WHAT IS REQUIRED » Every entry must be duplicated word for word.

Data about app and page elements
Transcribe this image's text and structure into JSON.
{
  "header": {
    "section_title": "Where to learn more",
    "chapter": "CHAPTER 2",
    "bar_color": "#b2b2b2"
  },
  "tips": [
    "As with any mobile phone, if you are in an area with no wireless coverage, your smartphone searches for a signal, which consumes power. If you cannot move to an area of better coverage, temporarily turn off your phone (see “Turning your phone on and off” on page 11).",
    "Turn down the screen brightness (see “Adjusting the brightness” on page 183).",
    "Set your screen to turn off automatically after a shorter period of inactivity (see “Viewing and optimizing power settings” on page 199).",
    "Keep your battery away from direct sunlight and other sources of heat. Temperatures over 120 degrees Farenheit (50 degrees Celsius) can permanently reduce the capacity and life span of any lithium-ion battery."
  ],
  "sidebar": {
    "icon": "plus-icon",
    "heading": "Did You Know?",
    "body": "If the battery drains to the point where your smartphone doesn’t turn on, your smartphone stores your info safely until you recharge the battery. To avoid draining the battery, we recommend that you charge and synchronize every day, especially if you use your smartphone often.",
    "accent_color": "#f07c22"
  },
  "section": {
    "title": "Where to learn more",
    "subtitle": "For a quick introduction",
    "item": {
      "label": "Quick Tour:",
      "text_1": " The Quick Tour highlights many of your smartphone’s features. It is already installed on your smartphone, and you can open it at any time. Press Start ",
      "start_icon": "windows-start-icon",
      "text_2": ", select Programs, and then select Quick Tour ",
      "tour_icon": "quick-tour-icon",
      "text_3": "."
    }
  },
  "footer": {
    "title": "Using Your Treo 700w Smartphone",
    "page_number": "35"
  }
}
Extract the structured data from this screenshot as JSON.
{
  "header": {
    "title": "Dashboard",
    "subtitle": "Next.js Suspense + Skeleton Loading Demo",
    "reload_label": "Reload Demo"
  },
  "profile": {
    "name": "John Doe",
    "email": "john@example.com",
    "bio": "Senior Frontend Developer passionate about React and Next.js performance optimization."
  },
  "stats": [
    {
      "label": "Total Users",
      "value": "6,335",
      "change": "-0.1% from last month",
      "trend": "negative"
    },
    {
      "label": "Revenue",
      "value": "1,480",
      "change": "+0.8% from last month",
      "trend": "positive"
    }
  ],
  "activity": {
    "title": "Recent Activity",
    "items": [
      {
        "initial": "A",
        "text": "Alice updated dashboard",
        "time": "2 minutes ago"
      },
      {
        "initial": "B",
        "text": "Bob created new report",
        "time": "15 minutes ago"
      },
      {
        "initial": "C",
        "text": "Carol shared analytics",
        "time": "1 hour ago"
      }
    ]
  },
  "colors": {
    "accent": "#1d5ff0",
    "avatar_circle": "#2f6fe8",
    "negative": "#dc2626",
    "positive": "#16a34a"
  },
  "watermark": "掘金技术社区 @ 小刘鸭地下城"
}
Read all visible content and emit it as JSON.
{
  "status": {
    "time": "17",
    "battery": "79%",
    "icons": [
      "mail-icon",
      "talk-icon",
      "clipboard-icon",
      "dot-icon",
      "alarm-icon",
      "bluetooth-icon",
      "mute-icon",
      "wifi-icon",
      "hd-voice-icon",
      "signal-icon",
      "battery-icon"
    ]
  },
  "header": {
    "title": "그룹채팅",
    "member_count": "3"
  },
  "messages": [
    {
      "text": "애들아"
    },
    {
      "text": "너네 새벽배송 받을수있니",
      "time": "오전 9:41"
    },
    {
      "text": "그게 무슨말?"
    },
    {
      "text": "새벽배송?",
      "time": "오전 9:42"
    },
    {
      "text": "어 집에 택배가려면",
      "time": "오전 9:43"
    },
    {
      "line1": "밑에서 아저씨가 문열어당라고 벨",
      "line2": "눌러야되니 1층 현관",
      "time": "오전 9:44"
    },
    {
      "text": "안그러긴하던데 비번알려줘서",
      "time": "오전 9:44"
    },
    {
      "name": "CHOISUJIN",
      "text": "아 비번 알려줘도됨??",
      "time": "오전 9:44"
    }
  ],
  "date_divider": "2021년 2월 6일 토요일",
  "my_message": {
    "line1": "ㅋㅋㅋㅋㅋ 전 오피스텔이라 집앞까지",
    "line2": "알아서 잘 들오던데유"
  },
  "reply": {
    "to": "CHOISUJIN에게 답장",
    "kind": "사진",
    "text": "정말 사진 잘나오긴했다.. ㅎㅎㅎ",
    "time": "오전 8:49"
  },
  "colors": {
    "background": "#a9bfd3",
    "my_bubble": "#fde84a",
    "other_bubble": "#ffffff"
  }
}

RESPONSE TO THIS EXERCISE »
Transcribe this image's text and structure into JSON.
{
  "header": {
    "section_title": "Where to learn more",
    "chapter": "CHAPTER 2",
    "bar_color": "#b2b2b2"
  },
  "tips": [
    "As with any mobile phone, if you are in an area with no wireless coverage, your smartphone searches for a signal, which consumes power. If you cannot move to an area of better coverage, temporarily turn off your phone (see “Turning your phone on and off” on page 11).",
    "Turn down the screen brightness (see “Adjusting the brightness” on page 183).",
    "Set your screen to turn off automatically after a shorter period of inactivity (see “Viewing and optimizing power settings” on page 199).",
    "Keep your battery away from direct sunlight and other sources of heat. Temperatures over 120 degrees Farenheit (50 degrees Celsius) can permanently reduce the capacity and life span of any lithium-ion battery."
  ],
  "sidebar": {
    "icon": "plus-icon",
    "heading": "Did You Know?",
    "body": "If the battery drains to the point where your smartphone doesn’t turn on, your smartphone stores your info safely until you recharge the battery. To avoid draining the battery, we recommend that you charge and synchronize every day, especially if you use your smartphone often.",
    "accent_color": "#f07c22"
  },
  "section": {
    "title": "Where to learn more",
    "subtitle": "For a quick introduction",
    "item": {
      "label": "Quick Tour:",
      "text_1": " The Quick Tour highlights many of your smartphone’s features. It is already installed on your smartphone, and you can open it at any time. Press Start ",
      "start_icon": "windows-start-icon",
      "text_2": ", select Programs, and then select Quick Tour ",
      "tour_icon": "quick-tour-icon",
      "text_3": "."
    }
  },
  "footer": {
    "title": "Using Your Treo 700w Smartphone",
    "page_number": "35"
  }
}
Extract the structured data from this screenshot as JSON.
{
  "header": {
    "title": "Dashboard",
    "subtitle": "Next.js Suspense + Skeleton Loading Demo",
    "reload_label": "Reload Demo"
  },
  "profile": {
    "name": "John Doe",
    "email": "john@example.com",
    "bio": "Senior Frontend Developer passionate about React and Next.js performance optimization."
  },
  "stats": [
    {
      "label": "Total Users",
      "value": "6,335",
      "change": "-0.1% from last month",
      "trend": "negative"
    },
    {
      "label": "Revenue",
      "value": "1,480",
      "change": "+0.8% from last month",
      "trend": "positive"
    }
  ],
  "activity": {
    "title": "Recent Activity",
    "items": [
      {
        "initial": "A",
        "text": "Alice updated dashboard",
        "time": "2 minutes ago"
      },
      {
        "initial": "B",
        "text": "Bob created new report",
        "time": "15 minutes ago"
      },
      {
        "initial": "C",
        "text": "Carol shared analytics",
        "time": "1 hour ago"
      }
    ]
  },
  "colors": {
    "accent": "#1d5ff0",
    "avatar_circle": "#2f6fe8",
    "negative": "#dc2626",
    "positive": "#16a34a"
  },
  "watermark": "掘金技术社区 @ 小刘鸭地下城"
}
Read all visible content and emit it as JSON.
{
  "status": {
    "time": "17",
    "battery": "79%",
    "icons": [
      "mail-icon",
      "talk-icon",
      "clipboard-icon",
      "dot-icon",
      "alarm-icon",
      "bluetooth-icon",
      "mute-icon",
      "wifi-icon",
      "hd-voice-icon",
      "signal-icon",
      "battery-icon"
    ]
  },
  "header": {
    "title": "그룹채팅",
    "member_count": "3"
  },
  "messages": [
    {
      "text": "애들아"
    },
    {
      "text": "너네 새벽배송 받을수있니",
      "time": "오전 9:41"
    },
    {
      "text": "그게 무슨말?"
    },
    {
      "text": "새벽배송?",
      "time": "오전 9:42"
    },
    {
      "text": "어 집에 택배가려면",
      "time": "오전 9:43"
    },
    {
      "line1": "밑에서 아저씨가 문열어당라고 벨",
      "line2": "눌러야되니 1층 현관",
      "time": "오전 9:44"
    },
    {
      "text": "안그러긴하던데 비번알려줘서",
      "time": "오전 9:44"
    },
    {
      "name": "CHOISUJIN",
      "text": "아 비번 알려줘도됨??",
      "time": "오전 9:44"
    }
  ],
  "date_divider": "2021년 2월 6일 토요일",
  "my_message": {
    "line1": "ㅋㅋㅋㅋㅋ 전 오피스텔이라 집앞까지",
    "line2": "알아서 잘 들오던데유"
  },
  "reply": {
    "to": "CHOISUJIN에게 답장",
    "kind": "사진",
    "text": "정말 사진 잘나오긴했다.. ㅎㅎㅎ",
    "time": "오전 8:49"
  },
  "colors": {
    "background": "#a9bfd3",
    "my_bubble": "#fde84a",
    "other_bubble": "#ffffff"
  }
}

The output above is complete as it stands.